How You Know When You’re A Teacher

How you know when You're a teacher

Updated August 2018, originally published July 2013

1. Regardless of where you are – shopping, the cinema, in a restaurant, even on a beach on holiday – you’ll almost always hear ‘Hi Miss/Sir’ or hear your name shouted out at you and instantly know that a student is standing in the immediate vicinity. The event of this happening is even more likely when you’re wearing your scruffy clothes and haven’t washed your hair.

2. You are called ‘Mum/Dad’ accidentally at least ten times a day.

3. You’ve learnt not to complain about your job to your non-teacher friends as this will always elicit a ‘but you get three months off a year, you have it so easy’ response from them and you don’t wish to get into yet another confrontation while you’re trying to drink your cocktail.
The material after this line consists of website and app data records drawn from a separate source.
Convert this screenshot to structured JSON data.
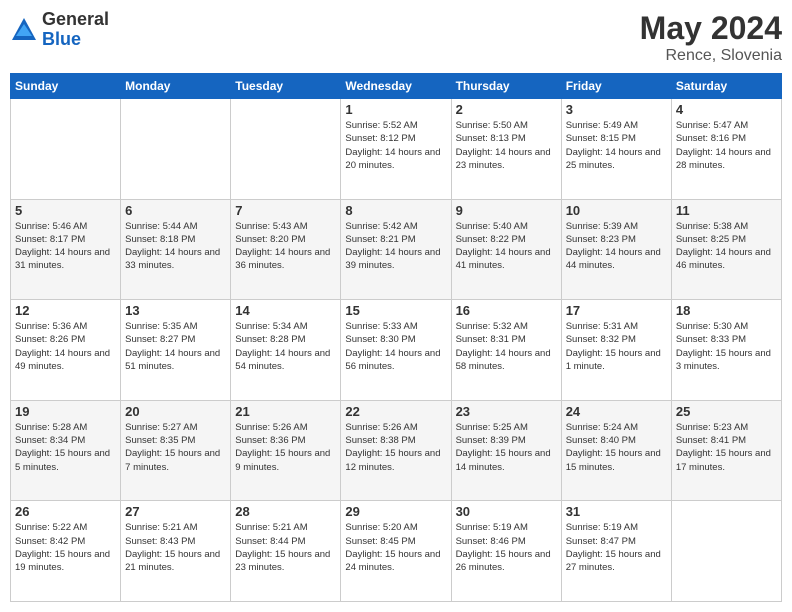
{
  "header": {
    "logo_general": "General",
    "logo_blue": "Blue",
    "title": "May 2024",
    "subtitle": "Rence, Slovenia"
  },
  "days_of_week": [
    "Sunday",
    "Monday",
    "Tuesday",
    "Wednesday",
    "Thursday",
    "Friday",
    "Saturday"
  ],
  "weeks": [
    [
      {
        "day": "",
        "sunrise": "",
        "sunset": "",
        "daylight": ""
      },
      {
        "day": "",
        "sunrise": "",
        "sunset": "",
        "daylight": ""
      },
      {
        "day": "",
        "sunrise": "",
        "sunset": "",
        "daylight": ""
      },
      {
        "day": "1",
        "sunrise": "Sunrise: 5:52 AM",
        "sunset": "Sunset: 8:12 PM",
        "daylight": "Daylight: 14 hours and 20 minutes."
      },
      {
        "day": "2",
        "sunrise": "Sunrise: 5:50 AM",
        "sunset": "Sunset: 8:13 PM",
        "daylight": "Daylight: 14 hours and 23 minutes."
      },
      {
        "day": "3",
        "sunrise": "Sunrise: 5:49 AM",
        "sunset": "Sunset: 8:15 PM",
        "daylight": "Daylight: 14 hours and 25 minutes."
      },
      {
        "day": "4",
        "sunrise": "Sunrise: 5:47 AM",
        "sunset": "Sunset: 8:16 PM",
        "daylight": "Daylight: 14 hours and 28 minutes."
      }
    ],
    [
      {
        "day": "5",
        "sunrise": "Sunrise: 5:46 AM",
        "sunset": "Sunset: 8:17 PM",
        "daylight": "Daylight: 14 hours and 31 minutes."
      },
      {
        "day": "6",
        "sunrise": "Sunrise: 5:44 AM",
        "sunset": "Sunset: 8:18 PM",
        "daylight": "Daylight: 14 hours and 33 minutes."
      },
      {
        "day": "7",
        "sunrise": "Sunrise: 5:43 AM",
        "sunset": "Sunset: 8:20 PM",
        "daylight": "Daylight: 14 hours and 36 minutes."
      },
      {
        "day": "8",
        "sunrise": "Sunrise: 5:42 AM",
        "sunset": "Sunset: 8:21 PM",
        "daylight": "Daylight: 14 hours and 39 minutes."
      },
      {
        "day": "9",
        "sunrise": "Sunrise: 5:40 AM",
        "sunset": "Sunset: 8:22 PM",
        "daylight": "Daylight: 14 hours and 41 minutes."
      },
      {
        "day": "10",
        "sunrise": "Sunrise: 5:39 AM",
        "sunset": "Sunset: 8:23 PM",
        "daylight": "Daylight: 14 hours and 44 minutes."
      },
      {
        "day": "11",
        "sunrise": "Sunrise: 5:38 AM",
        "sunset": "Sunset: 8:25 PM",
        "daylight": "Daylight: 14 hours and 46 minutes."
      }
    ],
    [
      {
        "day": "12",
        "sunrise": "Sunrise: 5:36 AM",
        "sunset": "Sunset: 8:26 PM",
        "daylight": "Daylight: 14 hours and 49 minutes."
      },
      {
        "day": "13",
        "sunrise": "Sunrise: 5:35 AM",
        "sunset": "Sunset: 8:27 PM",
        "daylight": "Daylight: 14 hours and 51 minutes."
      },
      {
        "day": "14",
        "sunrise": "Sunrise: 5:34 AM",
        "sunset": "Sunset: 8:28 PM",
        "daylight": "Daylight: 14 hours and 54 minutes."
      },
      {
        "day": "15",
        "sunrise": "Sunrise: 5:33 AM",
        "sunset": "Sunset: 8:30 PM",
        "daylight": "Daylight: 14 hours and 56 minutes."
      },
      {
        "day": "16",
        "sunrise": "Sunrise: 5:32 AM",
        "sunset": "Sunset: 8:31 PM",
        "daylight": "Daylight: 14 hours and 58 minutes."
      },
      {
        "day": "17",
        "sunrise": "Sunrise: 5:31 AM",
        "sunset": "Sunset: 8:32 PM",
        "daylight": "Daylight: 15 hours and 1 minute."
      },
      {
        "day": "18",
        "sunrise": "Sunrise: 5:30 AM",
        "sunset": "Sunset: 8:33 PM",
        "daylight": "Daylight: 15 hours and 3 minutes."
      }
    ],
    [
      {
        "day": "19",
        "sunrise": "Sunrise: 5:28 AM",
        "sunset": "Sunset: 8:34 PM",
        "daylight": "Daylight: 15 hours and 5 minutes."
      },
      {
        "day": "20",
        "sunrise": "Sunrise: 5:27 AM",
        "sunset": "Sunset: 8:35 PM",
        "daylight": "Daylight: 15 hours and 7 minutes."
      },
      {
        "day": "21",
        "sunrise": "Sunrise: 5:26 AM",
        "sunset": "Sunset: 8:36 PM",
        "daylight": "Daylight: 15 hours and 9 minutes."
      },
      {
        "day": "22",
        "sunrise": "Sunrise: 5:26 AM",
        "sunset": "Sunset: 8:38 PM",
        "daylight": "Daylight: 15 hours and 12 minutes."
      },
      {
        "day": "23",
        "sunrise": "Sunrise: 5:25 AM",
        "sunset": "Sunset: 8:39 PM",
        "daylight": "Daylight: 15 hours and 14 minutes."
      },
      {
        "day": "24",
        "sunrise": "Sunrise: 5:24 AM",
        "sunset": "Sunset: 8:40 PM",
        "daylight": "Daylight: 15 hours and 15 minutes."
      },
      {
        "day": "25",
        "sunrise": "Sunrise: 5:23 AM",
        "sunset": "Sunset: 8:41 PM",
        "daylight": "Daylight: 15 hours and 17 minutes."
      }
    ],
    [
      {
        "day": "26",
        "sunrise": "Sunrise: 5:22 AM",
        "sunset": "Sunset: 8:42 PM",
        "daylight": "Daylight: 15 hours and 19 minutes."
      },
      {
        "day": "27",
        "sunrise": "Sunrise: 5:21 AM",
        "sunset": "Sunset: 8:43 PM",
        "daylight": "Daylight: 15 hours and 21 minutes."
      },
      {
        "day": "28",
        "sunrise": "Sunrise: 5:21 AM",
        "sunset": "Sunset: 8:44 PM",
        "daylight": "Daylight: 15 hours and 23 minutes."
      },
      {
        "day": "29",
        "sunrise": "Sunrise: 5:20 AM",
        "sunset": "Sunset: 8:45 PM",
        "daylight": "Daylight: 15 hours and 24 minutes."
      },
      {
        "day": "30",
        "sunrise": "Sunrise: 5:19 AM",
        "sunset": "Sunset: 8:46 PM",
        "daylight": "Daylight: 15 hours and 26 minutes."
      },
      {
        "day": "31",
        "sunrise": "Sunrise: 5:19 AM",
        "sunset": "Sunset: 8:47 PM",
        "daylight": "Daylight: 15 hours and 27 minutes."
      },
      {
        "day": "",
        "sunrise": "",
        "sunset": "",
        "daylight": ""
      }
    ]
  ]
}
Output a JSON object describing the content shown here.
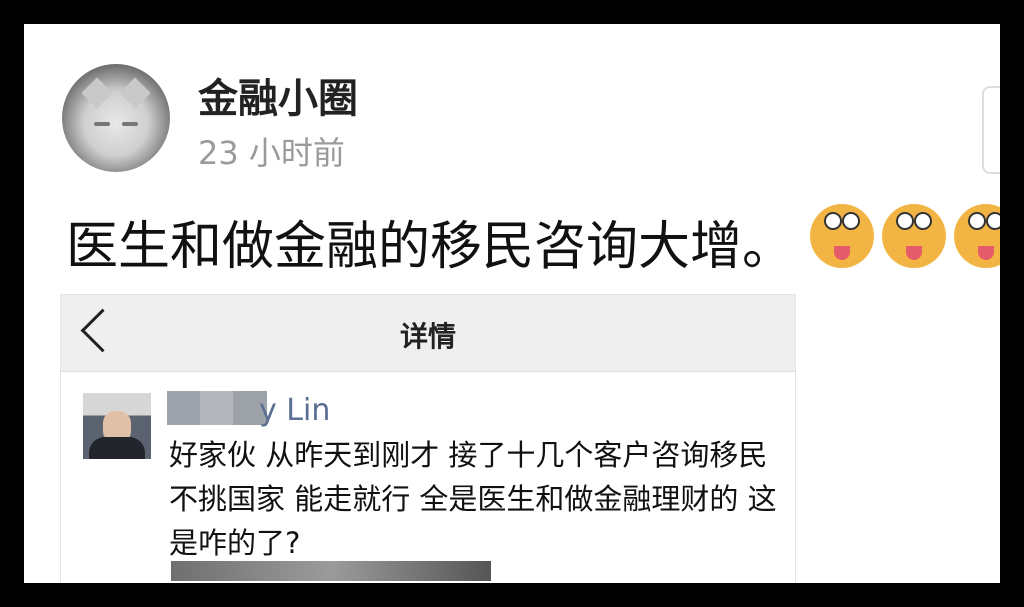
{
  "post": {
    "user_name": "金融小圈",
    "time": "23 小时前",
    "text": "医生和做金融的移民咨询大增。"
  },
  "screenshot": {
    "title": "详情",
    "comment": {
      "author_suffix": "y Lin",
      "text": "好家伙 从昨天到刚才 接了十几个客户咨询移民 不挑国家 能走就行 全是医生和做金融理财的 这是咋的了?"
    }
  },
  "icons": [
    "avatar",
    "dog-emoji",
    "back-icon"
  ]
}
4. Excitement can be found in the discovery of attractive stationery, and hours of fun can be had purchasing supplies before the start of a new term – ring bindersPost-it notes , biros and multipacks of highlighters are some of the favourites. You also know which are the best whiteboard pens to use and are highly protective of lending them out to coworkers as you know you’ll never get them back. Continue reading